- Task instructions:
Restate each record exactly as it was written.

Segment Open

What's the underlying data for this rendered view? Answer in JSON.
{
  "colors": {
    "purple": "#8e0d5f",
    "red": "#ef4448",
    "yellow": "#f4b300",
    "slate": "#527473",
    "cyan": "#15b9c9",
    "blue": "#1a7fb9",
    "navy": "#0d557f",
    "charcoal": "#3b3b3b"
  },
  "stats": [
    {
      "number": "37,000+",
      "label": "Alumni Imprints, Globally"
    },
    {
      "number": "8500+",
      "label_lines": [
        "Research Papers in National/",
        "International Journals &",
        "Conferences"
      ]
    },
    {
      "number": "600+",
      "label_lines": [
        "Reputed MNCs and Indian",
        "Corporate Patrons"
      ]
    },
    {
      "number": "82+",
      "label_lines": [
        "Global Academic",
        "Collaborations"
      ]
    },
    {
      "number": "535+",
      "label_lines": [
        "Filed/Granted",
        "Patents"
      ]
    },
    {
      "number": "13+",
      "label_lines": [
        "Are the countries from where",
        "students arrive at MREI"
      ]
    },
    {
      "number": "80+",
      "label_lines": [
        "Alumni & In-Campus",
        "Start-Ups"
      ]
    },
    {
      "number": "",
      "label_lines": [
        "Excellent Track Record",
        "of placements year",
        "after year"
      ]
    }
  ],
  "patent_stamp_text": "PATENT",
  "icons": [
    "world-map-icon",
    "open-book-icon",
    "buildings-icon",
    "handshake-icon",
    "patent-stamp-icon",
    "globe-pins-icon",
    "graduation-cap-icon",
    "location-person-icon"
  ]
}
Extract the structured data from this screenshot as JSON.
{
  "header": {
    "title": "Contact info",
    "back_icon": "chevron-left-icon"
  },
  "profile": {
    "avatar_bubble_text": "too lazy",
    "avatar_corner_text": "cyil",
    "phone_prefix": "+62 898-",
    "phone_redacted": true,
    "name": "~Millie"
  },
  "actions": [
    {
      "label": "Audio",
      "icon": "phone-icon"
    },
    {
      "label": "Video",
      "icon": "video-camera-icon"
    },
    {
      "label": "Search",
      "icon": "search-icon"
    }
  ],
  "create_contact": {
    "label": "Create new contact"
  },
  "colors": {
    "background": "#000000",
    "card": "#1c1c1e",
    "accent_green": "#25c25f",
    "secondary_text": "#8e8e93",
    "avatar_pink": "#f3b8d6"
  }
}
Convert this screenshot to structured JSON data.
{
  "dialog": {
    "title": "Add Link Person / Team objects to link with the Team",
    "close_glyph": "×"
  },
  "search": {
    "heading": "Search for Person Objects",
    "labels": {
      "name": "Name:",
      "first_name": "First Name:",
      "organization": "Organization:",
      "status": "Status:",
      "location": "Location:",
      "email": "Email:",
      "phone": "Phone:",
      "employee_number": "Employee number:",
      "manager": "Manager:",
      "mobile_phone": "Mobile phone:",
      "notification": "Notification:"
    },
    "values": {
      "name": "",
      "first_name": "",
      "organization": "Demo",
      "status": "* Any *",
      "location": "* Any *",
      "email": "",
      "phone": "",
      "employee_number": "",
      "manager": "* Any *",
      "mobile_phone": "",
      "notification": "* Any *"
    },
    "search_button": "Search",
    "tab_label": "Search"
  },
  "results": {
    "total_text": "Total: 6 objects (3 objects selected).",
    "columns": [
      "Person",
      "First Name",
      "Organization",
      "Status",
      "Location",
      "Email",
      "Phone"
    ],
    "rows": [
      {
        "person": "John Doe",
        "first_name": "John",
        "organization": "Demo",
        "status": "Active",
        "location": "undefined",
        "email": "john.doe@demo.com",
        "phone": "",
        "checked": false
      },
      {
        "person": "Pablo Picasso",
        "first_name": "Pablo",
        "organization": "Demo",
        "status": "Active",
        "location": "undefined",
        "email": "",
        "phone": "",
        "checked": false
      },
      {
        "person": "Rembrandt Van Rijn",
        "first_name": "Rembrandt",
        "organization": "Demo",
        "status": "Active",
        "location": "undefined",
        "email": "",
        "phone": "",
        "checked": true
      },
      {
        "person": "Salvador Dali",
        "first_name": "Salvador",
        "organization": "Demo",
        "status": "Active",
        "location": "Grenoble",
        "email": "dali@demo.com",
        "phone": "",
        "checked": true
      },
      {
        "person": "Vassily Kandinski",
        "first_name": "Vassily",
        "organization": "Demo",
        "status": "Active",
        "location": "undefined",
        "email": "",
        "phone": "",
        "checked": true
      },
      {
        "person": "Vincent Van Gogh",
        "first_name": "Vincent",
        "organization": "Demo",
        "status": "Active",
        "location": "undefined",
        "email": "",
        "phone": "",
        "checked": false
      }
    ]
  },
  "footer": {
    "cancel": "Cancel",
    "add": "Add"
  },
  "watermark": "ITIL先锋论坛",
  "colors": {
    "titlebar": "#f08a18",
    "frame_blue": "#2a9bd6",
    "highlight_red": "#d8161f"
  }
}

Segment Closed

- Expected output:
What's the underlying data for this rendered view? Answer in JSON.
{
  "colors": {
    "purple": "#8e0d5f",
    "red": "#ef4448",
    "yellow": "#f4b300",
    "slate": "#527473",
    "cyan": "#15b9c9",
    "blue": "#1a7fb9",
    "navy": "#0d557f",
    "charcoal": "#3b3b3b"
  },
  "stats": [
    {
      "number": "37,000+",
      "label": "Alumni Imprints, Globally"
    },
    {
      "number": "8500+",
      "label_lines": [
        "Research Papers in National/",
        "International Journals &",
        "Conferences"
      ]
    },
    {
      "number": "600+",
      "label_lines": [
        "Reputed MNCs and Indian",
        "Corporate Patrons"
      ]
    },
    {
      "number": "82+",
      "label_lines": [
        "Global Academic",
        "Collaborations"
      ]
    },
    {
      "number": "535+",
      "label_lines": [
        "Filed/Granted",
        "Patents"
      ]
    },
    {
      "number": "13+",
      "label_lines": [
        "Are the countries from where",
        "students arrive at MREI"
      ]
    },
    {
      "number": "80+",
      "label_lines": [
        "Alumni & In-Campus",
        "Start-Ups"
      ]
    },
    {
      "number": "",
      "label_lines": [
        "Excellent Track Record",
        "of placements year",
        "after year"
      ]
    }
  ],
  "patent_stamp_text": "PATENT",
  "icons": [
    "world-map-icon",
    "open-book-icon",
    "buildings-icon",
    "handshake-icon",
    "patent-stamp-icon",
    "globe-pins-icon",
    "graduation-cap-icon",
    "location-person-icon"
  ]
}
Extract the structured data from this screenshot as JSON.
{
  "header": {
    "title": "Contact info",
    "back_icon": "chevron-left-icon"
  },
  "profile": {
    "avatar_bubble_text": "too lazy",
    "avatar_corner_text": "cyil",
    "phone_prefix": "+62 898-",
    "phone_redacted": true,
    "name": "~Millie"
  },
  "actions": [
    {
      "label": "Audio",
      "icon": "phone-icon"
    },
    {
      "label": "Video",
      "icon": "video-camera-icon"
    },
    {
      "label": "Search",
      "icon": "search-icon"
    }
  ],
  "create_contact": {
    "label": "Create new contact"
  },
  "colors": {
    "background": "#000000",
    "card": "#1c1c1e",
    "accent_green": "#25c25f",
    "secondary_text": "#8e8e93",
    "avatar_pink": "#f3b8d6"
  }
}
Convert this screenshot to structured JSON data.
{
  "dialog": {
    "title": "Add Link Person / Team objects to link with the Team",
    "close_glyph": "×"
  },
  "search": {
    "heading": "Search for Person Objects",
    "labels": {
      "name": "Name:",
      "first_name": "First Name:",
      "organization": "Organization:",
      "status": "Status:",
      "location": "Location:",
      "email": "Email:",
      "phone": "Phone:",
      "employee_number": "Employee number:",
      "manager": "Manager:",
      "mobile_phone": "Mobile phone:",
      "notification": "Notification:"
    },
    "values": {
      "name": "",
      "first_name": "",
      "organization": "Demo",
      "status": "* Any *",
      "location": "* Any *",
      "email": "",
      "phone": "",
      "employee_number": "",
      "manager": "* Any *",
      "mobile_phone": "",
      "notification": "* Any *"
    },
    "search_button": "Search",
    "tab_label": "Search"
  },
  "results": {
    "total_text": "Total: 6 objects (3 objects selected).",
    "columns": [
      "Person",
      "First Name",
      "Organization",
      "Status",
      "Location",
      "Email",
      "Phone"
    ],
    "rows": [
      {
        "person": "John Doe",
        "first_name": "John",
        "organization": "Demo",
        "status": "Active",
        "location": "undefined",
        "email": "john.doe@demo.com",
        "phone": "",
        "checked": false
      },
      {
        "person": "Pablo Picasso",
        "first_name": "Pablo",
        "organization": "Demo",
        "status": "Active",
        "location": "undefined",
        "email": "",
        "phone": "",
        "checked": false
      },
      {
        "person": "Rembrandt Van Rijn",
        "first_name": "Rembrandt",
        "organization": "Demo",
        "status": "Active",
        "location": "undefined",
        "email": "",
        "phone": "",
        "checked": true
      },
      {
        "person": "Salvador Dali",
        "first_name": "Salvador",
        "organization": "Demo",
        "status": "Active",
        "location": "Grenoble",
        "email": "dali@demo.com",
        "phone": "",
        "checked": true
      },
      {
        "person": "Vassily Kandinski",
        "first_name": "Vassily",
        "organization": "Demo",
        "status": "Active",
        "location": "undefined",
        "email": "",
        "phone": "",
        "checked": true
      },
      {
        "person": "Vincent Van Gogh",
        "first_name": "Vincent",
        "organization": "Demo",
        "status": "Active",
        "location": "undefined",
        "email": "",
        "phone": "",
        "checked": false
      }
    ]
  },
  "footer": {
    "cancel": "Cancel",
    "add": "Add"
  },
  "watermark": "ITIL先锋论坛",
  "colors": {
    "titlebar": "#f08a18",
    "frame_blue": "#2a9bd6",
    "highlight_red": "#d8161f"
  }
}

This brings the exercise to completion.